Total knee arthroplasty has become one of the most successful and safest surgical procedures in orthopedic surgery. Of the many different types of surgical exposure, the most common, so-called medial parapatellar (MP) incision is the cut of the quadriceps tendon, which impairs extensor function. In contrast, subvastus (S) exposure, which spares the extensor apparatus, may promise better healing.
The purpose of our prospective observational study at the Orthopedic Clinic of Semmelweis University is to compare the effects of the MP and the S excision on the early postoperative period.
The 60 patients enrolled were randomly assigned to two different groups according to the type of intervention. In the study, we measured the effects of the two different methods of surgical exposure on homogeneous patient groups in the early postoperative period based on international literature and the parameters we defined.

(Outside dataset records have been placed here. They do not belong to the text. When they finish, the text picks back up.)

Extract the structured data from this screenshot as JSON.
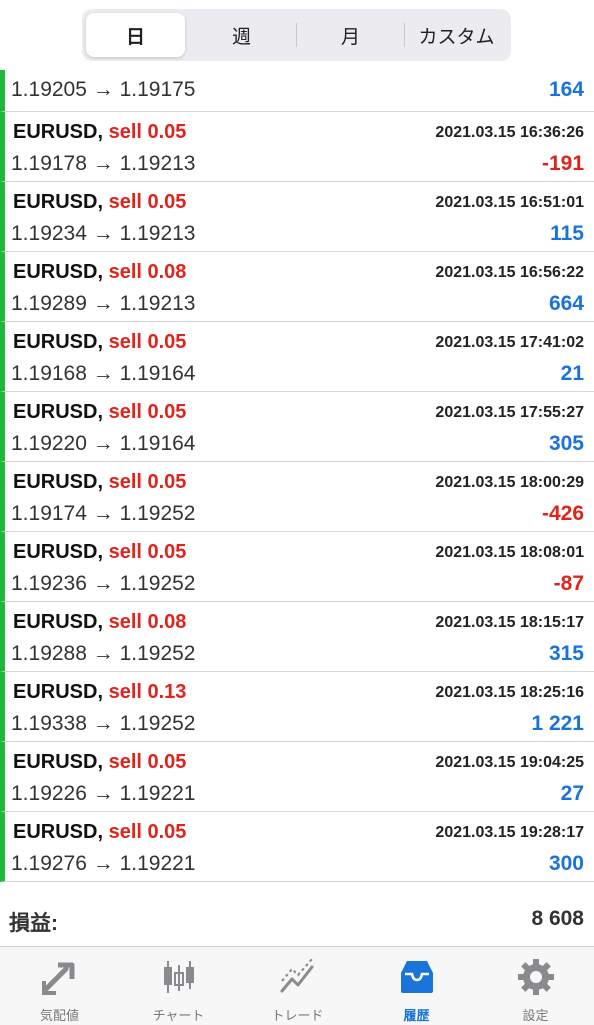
{
  "segmented": [
    "日",
    "週",
    "月",
    "カスタム"
  ],
  "first_row": {
    "prices": "1.19205 → 1.19175",
    "profit": "164"
  },
  "trades": [
    {
      "symbol": "EURUSD,",
      "side": "sell 0.05",
      "time": "2021.03.15 16:36:26",
      "prices": "1.19178 → 1.19213",
      "profit": "-191"
    },
    {
      "symbol": "EURUSD,",
      "side": "sell 0.05",
      "time": "2021.03.15 16:51:01",
      "prices": "1.19234 → 1.19213",
      "profit": "115"
    },
    {
      "symbol": "EURUSD,",
      "side": "sell 0.08",
      "time": "2021.03.15 16:56:22",
      "prices": "1.19289 → 1.19213",
      "profit": "664"
    },
    {
      "symbol": "EURUSD,",
      "side": "sell 0.05",
      "time": "2021.03.15 17:41:02",
      "prices": "1.19168 → 1.19164",
      "profit": "21"
    },
    {
      "symbol": "EURUSD,",
      "side": "sell 0.05",
      "time": "2021.03.15 17:55:27",
      "prices": "1.19220 → 1.19164",
      "profit": "305"
    },
    {
      "symbol": "EURUSD,",
      "side": "sell 0.05",
      "time": "2021.03.15 18:00:29",
      "prices": "1.19174 → 1.19252",
      "profit": "-426"
    },
    {
      "symbol": "EURUSD,",
      "side": "sell 0.05",
      "time": "2021.03.15 18:08:01",
      "prices": "1.19236 → 1.19252",
      "profit": "-87"
    },
    {
      "symbol": "EURUSD,",
      "side": "sell 0.08",
      "time": "2021.03.15 18:15:17",
      "prices": "1.19288 → 1.19252",
      "profit": "315"
    },
    {
      "symbol": "EURUSD,",
      "side": "sell 0.13",
      "time": "2021.03.15 18:25:16",
      "prices": "1.19338 → 1.19252",
      "profit": "1 221"
    },
    {
      "symbol": "EURUSD,",
      "side": "sell 0.05",
      "time": "2021.03.15 19:04:25",
      "prices": "1.19226 → 1.19221",
      "profit": "27"
    },
    {
      "symbol": "EURUSD,",
      "side": "sell 0.05",
      "time": "2021.03.15 19:28:17",
      "prices": "1.19276 → 1.19221",
      "profit": "300"
    }
  ],
  "summary": {
    "label": "損益:",
    "value": "8 608"
  },
  "tabs": [
    {
      "label": "気配値",
      "icon": "quotes-icon"
    },
    {
      "label": "チャート",
      "icon": "chart-icon"
    },
    {
      "label": "トレード",
      "icon": "trade-icon"
    },
    {
      "label": "履歴",
      "icon": "history-icon"
    },
    {
      "label": "設定",
      "icon": "settings-icon"
    }
  ],
  "colors": {
    "accent": "#1a73d9",
    "loss": "#e0241b",
    "row_marker": "#1fb83c"
  }
}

Visual analog scale (VAS) measured resting and active pain levels for the first 10 days, suggesting a more pronounced difference in active VAS values for the S group. In the case of active VAS, patients in the S group also had significantly less pain on days 2, 3, and 10 than in the MP group. Taking into account the results of the other days, it is in favour of preserving the integrity of the extensor apparatus for improved postoperative functionality. Patients' knee joint range of motion was also measured. On day 1, those in the S group were significantly larger. As the days progress, MP group members catch up with S group during their rehabilitation. Group S patients had an average of 1.944 days to extended leg elevation, which is nearly two days shorter compared to the MP group (p<0.0001).
After statistical analysis of data, subvastus exposure appears to be more beneficial in the rehabilitation of the early postoperative period. However, large-scale, multicentre observational studies are required to establish evidence. Orv Hetil. 2020; 161(29): 1208-1214.